Work item:
Look through the lines below, find those with the word "image", and copy them.

Study material:
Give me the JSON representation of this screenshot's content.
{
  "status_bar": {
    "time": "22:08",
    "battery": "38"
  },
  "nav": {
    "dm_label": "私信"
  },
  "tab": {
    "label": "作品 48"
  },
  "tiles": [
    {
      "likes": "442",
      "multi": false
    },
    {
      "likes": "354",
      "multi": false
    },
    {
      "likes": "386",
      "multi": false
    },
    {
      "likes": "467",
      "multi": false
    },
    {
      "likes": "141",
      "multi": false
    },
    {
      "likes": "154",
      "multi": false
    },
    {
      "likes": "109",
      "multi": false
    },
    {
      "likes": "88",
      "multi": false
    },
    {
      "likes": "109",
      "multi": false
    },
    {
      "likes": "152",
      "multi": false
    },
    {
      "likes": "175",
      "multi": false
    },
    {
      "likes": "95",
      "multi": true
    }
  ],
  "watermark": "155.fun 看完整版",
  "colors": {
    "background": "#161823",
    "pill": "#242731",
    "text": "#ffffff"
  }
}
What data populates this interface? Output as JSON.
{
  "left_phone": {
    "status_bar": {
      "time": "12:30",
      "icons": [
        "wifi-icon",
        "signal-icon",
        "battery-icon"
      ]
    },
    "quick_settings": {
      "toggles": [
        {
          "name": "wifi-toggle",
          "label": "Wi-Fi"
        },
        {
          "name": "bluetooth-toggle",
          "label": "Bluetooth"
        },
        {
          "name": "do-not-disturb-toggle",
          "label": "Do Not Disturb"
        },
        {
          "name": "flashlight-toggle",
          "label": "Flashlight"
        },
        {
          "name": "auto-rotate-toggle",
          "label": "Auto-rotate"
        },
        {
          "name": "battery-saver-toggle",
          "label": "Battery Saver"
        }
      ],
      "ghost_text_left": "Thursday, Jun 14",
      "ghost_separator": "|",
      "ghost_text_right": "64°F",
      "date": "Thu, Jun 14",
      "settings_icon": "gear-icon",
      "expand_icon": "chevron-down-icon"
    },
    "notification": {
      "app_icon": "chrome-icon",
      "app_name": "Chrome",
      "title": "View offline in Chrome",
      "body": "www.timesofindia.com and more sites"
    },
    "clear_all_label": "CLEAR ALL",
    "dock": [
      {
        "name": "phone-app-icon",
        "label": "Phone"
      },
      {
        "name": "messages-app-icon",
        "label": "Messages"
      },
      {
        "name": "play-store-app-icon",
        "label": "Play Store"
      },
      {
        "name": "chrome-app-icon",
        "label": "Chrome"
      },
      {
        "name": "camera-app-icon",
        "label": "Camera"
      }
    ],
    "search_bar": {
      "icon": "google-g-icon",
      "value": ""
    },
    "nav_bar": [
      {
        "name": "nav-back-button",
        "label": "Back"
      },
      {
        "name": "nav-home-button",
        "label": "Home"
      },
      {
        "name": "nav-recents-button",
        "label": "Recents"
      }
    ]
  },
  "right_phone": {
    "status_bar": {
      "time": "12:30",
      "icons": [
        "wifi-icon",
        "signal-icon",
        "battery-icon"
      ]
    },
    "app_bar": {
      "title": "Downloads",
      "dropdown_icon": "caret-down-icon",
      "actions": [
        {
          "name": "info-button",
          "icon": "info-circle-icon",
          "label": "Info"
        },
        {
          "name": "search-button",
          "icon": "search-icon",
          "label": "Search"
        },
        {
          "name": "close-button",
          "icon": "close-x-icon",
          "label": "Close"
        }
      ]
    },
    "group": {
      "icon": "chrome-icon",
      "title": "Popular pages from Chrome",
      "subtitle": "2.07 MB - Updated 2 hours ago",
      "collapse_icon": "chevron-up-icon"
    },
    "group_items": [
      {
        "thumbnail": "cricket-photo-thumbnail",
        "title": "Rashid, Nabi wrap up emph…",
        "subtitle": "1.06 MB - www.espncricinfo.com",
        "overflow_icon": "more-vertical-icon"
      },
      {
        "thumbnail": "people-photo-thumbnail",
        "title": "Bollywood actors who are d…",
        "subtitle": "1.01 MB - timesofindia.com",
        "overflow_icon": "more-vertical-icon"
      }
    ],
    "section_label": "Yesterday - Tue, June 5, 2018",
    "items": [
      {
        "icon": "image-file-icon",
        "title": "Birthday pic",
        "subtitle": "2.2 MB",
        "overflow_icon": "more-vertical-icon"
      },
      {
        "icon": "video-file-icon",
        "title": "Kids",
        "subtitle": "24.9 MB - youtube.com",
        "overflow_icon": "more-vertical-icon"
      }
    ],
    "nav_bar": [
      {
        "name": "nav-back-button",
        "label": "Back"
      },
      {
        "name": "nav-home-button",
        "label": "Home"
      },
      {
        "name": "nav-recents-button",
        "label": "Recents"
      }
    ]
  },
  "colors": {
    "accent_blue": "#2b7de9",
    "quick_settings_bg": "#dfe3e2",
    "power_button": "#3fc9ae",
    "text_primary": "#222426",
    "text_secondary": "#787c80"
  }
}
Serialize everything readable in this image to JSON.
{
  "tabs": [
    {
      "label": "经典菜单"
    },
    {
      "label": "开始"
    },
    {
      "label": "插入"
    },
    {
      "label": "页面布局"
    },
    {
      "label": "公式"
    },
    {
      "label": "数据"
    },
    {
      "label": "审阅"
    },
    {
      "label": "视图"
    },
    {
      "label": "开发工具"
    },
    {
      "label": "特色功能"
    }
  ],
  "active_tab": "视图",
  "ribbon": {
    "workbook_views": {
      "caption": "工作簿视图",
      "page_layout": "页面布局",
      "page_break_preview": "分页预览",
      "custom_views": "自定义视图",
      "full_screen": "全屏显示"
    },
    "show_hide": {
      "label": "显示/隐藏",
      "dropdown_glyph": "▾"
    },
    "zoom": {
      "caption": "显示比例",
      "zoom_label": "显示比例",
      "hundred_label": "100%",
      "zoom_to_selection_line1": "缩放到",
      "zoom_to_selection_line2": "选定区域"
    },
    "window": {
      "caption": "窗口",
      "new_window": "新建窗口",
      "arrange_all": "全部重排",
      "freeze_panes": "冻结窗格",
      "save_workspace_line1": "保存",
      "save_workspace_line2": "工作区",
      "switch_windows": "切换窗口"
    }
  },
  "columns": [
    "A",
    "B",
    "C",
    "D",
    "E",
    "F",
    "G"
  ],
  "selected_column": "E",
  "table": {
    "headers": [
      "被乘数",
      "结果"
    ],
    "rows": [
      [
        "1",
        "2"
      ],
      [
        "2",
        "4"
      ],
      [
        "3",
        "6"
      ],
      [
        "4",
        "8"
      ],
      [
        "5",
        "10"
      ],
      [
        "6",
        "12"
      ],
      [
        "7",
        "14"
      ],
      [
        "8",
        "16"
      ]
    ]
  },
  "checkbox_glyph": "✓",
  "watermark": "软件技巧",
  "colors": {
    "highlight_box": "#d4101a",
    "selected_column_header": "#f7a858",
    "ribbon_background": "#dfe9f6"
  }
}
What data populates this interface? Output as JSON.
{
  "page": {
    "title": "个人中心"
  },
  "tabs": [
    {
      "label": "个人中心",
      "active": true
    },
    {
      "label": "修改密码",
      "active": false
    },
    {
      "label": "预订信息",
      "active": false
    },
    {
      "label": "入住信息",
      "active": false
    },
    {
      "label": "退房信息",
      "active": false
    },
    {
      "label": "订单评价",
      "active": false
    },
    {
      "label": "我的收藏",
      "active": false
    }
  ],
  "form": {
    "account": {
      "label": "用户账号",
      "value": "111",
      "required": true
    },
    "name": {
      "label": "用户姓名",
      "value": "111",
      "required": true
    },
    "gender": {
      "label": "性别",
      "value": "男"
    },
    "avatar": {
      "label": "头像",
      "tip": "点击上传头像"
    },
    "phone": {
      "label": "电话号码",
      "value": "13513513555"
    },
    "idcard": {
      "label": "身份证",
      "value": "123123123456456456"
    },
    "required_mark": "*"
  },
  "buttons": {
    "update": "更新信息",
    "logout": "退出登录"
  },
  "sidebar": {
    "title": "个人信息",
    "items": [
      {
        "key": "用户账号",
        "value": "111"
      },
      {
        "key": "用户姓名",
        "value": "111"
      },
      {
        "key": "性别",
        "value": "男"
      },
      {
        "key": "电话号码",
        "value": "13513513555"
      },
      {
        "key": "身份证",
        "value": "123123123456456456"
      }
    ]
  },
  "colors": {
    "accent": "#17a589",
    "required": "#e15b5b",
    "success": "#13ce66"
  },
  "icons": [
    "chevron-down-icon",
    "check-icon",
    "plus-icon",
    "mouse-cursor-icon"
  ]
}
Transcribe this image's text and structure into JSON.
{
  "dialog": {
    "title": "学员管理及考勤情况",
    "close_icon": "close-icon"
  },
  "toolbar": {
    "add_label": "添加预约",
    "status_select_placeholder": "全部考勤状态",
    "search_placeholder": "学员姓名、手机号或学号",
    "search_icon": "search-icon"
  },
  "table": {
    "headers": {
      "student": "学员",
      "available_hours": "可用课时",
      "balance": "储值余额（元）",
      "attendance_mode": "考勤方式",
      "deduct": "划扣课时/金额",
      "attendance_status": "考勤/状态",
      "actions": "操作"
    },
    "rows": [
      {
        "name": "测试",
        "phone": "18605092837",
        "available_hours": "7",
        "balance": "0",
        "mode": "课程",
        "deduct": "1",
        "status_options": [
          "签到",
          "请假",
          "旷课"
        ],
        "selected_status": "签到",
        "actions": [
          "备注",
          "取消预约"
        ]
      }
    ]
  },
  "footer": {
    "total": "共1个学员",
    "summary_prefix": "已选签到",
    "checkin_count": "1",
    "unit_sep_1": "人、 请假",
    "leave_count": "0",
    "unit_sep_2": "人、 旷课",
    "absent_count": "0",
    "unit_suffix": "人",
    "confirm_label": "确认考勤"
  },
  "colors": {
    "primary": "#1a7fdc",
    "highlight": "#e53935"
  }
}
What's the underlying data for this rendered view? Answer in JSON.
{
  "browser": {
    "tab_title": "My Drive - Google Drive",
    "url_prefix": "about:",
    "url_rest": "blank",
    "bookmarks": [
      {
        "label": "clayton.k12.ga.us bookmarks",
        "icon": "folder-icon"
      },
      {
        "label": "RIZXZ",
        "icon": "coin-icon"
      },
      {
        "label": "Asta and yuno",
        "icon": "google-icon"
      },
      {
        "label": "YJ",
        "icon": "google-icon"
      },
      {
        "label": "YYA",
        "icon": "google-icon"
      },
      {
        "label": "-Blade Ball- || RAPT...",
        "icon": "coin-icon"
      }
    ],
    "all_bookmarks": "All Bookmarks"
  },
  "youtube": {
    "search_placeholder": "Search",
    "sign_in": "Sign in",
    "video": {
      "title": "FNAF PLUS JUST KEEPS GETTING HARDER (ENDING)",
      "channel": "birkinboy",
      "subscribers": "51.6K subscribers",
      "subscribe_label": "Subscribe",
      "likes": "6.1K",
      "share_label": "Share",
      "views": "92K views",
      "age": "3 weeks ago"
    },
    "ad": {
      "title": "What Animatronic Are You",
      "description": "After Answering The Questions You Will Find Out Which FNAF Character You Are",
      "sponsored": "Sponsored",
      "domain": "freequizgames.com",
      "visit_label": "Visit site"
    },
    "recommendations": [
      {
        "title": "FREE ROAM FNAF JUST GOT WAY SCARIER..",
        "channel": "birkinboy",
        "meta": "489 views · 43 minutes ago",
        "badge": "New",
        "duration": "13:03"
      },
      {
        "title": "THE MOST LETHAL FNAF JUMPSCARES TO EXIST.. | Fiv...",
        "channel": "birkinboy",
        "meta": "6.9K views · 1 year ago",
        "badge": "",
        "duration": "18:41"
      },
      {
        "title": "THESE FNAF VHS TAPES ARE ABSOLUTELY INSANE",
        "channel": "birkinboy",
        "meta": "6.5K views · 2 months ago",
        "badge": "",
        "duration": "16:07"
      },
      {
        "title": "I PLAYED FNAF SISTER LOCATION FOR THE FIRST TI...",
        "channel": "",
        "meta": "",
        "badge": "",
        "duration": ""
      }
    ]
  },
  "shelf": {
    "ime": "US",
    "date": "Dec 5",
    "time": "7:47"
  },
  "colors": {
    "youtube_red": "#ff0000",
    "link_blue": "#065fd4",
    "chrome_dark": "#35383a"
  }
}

Reply:
        "icon": "image-file-icon",
Serialize everything readable in this image to JSON.
Transcribe this image's text and structure into JSON.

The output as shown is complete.